Task material:
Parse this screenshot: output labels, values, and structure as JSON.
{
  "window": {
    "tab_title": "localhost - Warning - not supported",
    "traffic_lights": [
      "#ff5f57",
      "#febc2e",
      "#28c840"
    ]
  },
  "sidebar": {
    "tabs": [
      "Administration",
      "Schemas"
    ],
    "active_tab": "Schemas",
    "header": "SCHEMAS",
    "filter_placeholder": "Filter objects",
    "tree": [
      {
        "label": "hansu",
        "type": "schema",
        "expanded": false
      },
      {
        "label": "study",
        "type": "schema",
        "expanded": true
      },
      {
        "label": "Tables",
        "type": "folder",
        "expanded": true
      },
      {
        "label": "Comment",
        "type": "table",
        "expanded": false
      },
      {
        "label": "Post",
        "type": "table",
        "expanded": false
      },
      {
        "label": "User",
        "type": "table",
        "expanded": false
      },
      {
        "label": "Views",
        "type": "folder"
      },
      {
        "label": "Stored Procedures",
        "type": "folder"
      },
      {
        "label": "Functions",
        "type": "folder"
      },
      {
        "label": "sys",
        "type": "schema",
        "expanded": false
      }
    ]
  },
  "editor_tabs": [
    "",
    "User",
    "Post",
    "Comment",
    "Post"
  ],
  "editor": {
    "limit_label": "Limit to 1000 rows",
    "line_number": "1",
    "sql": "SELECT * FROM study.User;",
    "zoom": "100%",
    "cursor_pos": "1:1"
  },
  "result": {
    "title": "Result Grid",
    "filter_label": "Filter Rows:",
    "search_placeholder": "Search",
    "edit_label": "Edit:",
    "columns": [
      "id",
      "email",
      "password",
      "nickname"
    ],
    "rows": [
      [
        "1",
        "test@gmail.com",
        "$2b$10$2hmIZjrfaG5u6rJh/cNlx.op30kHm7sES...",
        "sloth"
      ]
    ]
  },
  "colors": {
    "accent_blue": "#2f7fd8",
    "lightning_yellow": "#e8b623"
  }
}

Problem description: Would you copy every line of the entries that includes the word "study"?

Answer space:
        "label": "study",
    "sql": "SELECT * FROM study.User;",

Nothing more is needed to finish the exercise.